Data records Block Start

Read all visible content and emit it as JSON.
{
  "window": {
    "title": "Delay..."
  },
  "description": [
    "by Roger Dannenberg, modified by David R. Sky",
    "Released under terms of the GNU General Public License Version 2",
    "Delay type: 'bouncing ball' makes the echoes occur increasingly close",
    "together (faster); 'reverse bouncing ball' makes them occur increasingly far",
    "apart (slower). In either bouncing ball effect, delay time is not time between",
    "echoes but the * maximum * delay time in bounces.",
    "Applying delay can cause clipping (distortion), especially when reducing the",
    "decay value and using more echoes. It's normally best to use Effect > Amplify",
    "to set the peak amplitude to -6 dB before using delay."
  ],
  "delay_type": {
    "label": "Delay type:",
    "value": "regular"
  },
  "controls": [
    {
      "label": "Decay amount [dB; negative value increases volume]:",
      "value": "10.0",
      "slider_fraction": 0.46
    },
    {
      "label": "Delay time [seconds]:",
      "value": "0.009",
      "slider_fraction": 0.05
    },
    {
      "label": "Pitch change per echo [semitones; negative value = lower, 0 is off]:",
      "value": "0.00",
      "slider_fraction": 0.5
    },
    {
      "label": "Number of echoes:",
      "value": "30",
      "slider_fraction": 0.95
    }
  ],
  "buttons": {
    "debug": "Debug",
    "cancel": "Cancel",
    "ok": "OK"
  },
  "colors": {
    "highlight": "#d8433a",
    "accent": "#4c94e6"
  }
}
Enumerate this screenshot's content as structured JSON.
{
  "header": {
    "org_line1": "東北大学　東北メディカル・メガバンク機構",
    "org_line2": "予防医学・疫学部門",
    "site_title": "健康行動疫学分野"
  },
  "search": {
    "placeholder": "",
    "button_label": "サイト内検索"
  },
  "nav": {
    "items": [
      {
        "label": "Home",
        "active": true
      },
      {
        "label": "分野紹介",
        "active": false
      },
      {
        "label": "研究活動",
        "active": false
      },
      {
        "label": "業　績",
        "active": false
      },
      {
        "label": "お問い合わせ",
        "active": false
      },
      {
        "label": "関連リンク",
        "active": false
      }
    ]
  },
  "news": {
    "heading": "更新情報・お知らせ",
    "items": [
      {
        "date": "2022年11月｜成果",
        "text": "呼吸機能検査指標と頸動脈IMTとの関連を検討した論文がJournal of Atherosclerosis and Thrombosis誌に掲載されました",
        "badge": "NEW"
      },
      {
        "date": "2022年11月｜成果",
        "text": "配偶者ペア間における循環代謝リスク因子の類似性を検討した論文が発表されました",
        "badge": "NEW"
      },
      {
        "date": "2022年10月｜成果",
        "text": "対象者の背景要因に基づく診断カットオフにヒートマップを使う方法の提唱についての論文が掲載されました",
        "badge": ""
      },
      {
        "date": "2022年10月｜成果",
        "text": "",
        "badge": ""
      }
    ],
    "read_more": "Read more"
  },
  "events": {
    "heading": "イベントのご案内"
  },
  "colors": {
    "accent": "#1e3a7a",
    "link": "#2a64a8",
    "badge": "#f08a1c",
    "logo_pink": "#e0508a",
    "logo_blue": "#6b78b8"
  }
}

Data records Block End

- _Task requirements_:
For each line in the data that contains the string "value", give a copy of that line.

- _Answer to this problem_:
    "decay value and using more echoes. It's normally best to use Effect > Amplify",
    "value": "regular"
      "label": "Decay amount [dB; negative value increases volume]:",
      "value": "10.0",
      "value": "0.009",
      "label": "Pitch change per echo [semitones; negative value = lower, 0 is off]:",
      "value": "0.00",
      "value": "30",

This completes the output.